When you sit on the fence, sometimes you get a sore bum
It’s all very well for SA to juggle the demands of Super Rugby and Pro14 in Europe, but ...
The future of Super Rugby seems perennially under the microscope, but this time its custodians have us believe they are armed with a telescope too.
Blue sky thinking in the dark, cynics might suggest, but either way Sanzaar, the organising body for major rugby in the southern hemisphere, have to deal with rumours that South Africa is likely to reduce its current footprint of four entrants.
Sanzaar were quick to rubbish the rumours as claptrap. They made it clear they are reviewing the competition’s sustainability as far as 2030, but that no decision or clear direction has been identified regarding expansion or further contraction of the competition.
In the last few seasons the competition has been in a state of flux with its participating membership ballooning to 18 in 2016 before being trimmed back amid much gnashing of teeth to 15 this year.Despite their denials, where there’s smoke a spark likely preceded, and South Africa’s developing bromance with European rugby officials has been interpreted as a sure sign that more local franchises are to follow the Cheetahs and the Southern Kings into the Pro14 competition. In fact Griquas and the Pumas have already been given franchise status with their path to Europe also clearly mapped. Will heavyweights like the Lions, the Bulls, the Stormers and the Sharks follow?
Having one foot in Europe and the other this side of the equator has given SA Rugby options, and indeed leverage, they did not have before.
Being geographically neutral is hugely advantageous. On one hand they share seasonal similarities with their southern hemisphere partners, while occupying the same timezone has helped them find favour with broadcasters in the north.
“We have no plans to walk away from Sanzaar. We want to keep this unique position,” said SA Rugby president Mark Alexander on Thursday.
It makes sense for SA Rugby to play both sides of the fence. Playing in the Pro14 gives South Africa a larger footprint on a global scale and it affords its players the opportunity to showcase their talent on a better lit stage. Already teams who they come up against are luring them north.
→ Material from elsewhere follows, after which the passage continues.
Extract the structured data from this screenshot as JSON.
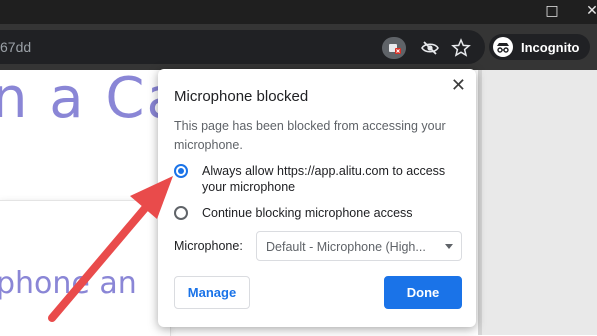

There are spinoffs for the country, too, as witnessed with the foreign currencies that travelling supporters of Munster and Ulster pumped into the local economy.How all this will affect Super Rugby remains to be seen but already Sanzaar tacitly accepts “less is more”.
Super Rugby once prided itself for the unremitting competitive spirit in which it was played. It was what set it apart. Like no other competition, it prepared the elite players of South Africa, Australia and New Zealand for the rigours of Test rugby.
If they were to put the integrity of the competition before their own narrow interest, then Sanzaar should return to a 12-team format.
Winning it will imbue the winner with the sense that they are best of the best. How rugby bosses decide who gets the chop is a prickly matter, especially when you consider the Jaguares and the Sunwolves’ participation is just about sacrosanct. The Jaguares are developing into a force, while the involvement of the Sunwolves is a developmental imperative with Japan staging next year’s Rugby World Cup.
“People are just speculating,” said Alexander about the rumours. “We are an equity partner in Super Rugby. It has just been good for South African rugby. We have an expanding footprint in the north but we are happy with Sanzaar. No other international federation plays in two international competitions (either side of the equator). We are in a unique position.”
For the moment, it seems, we have to be satisfied with pie in the sky.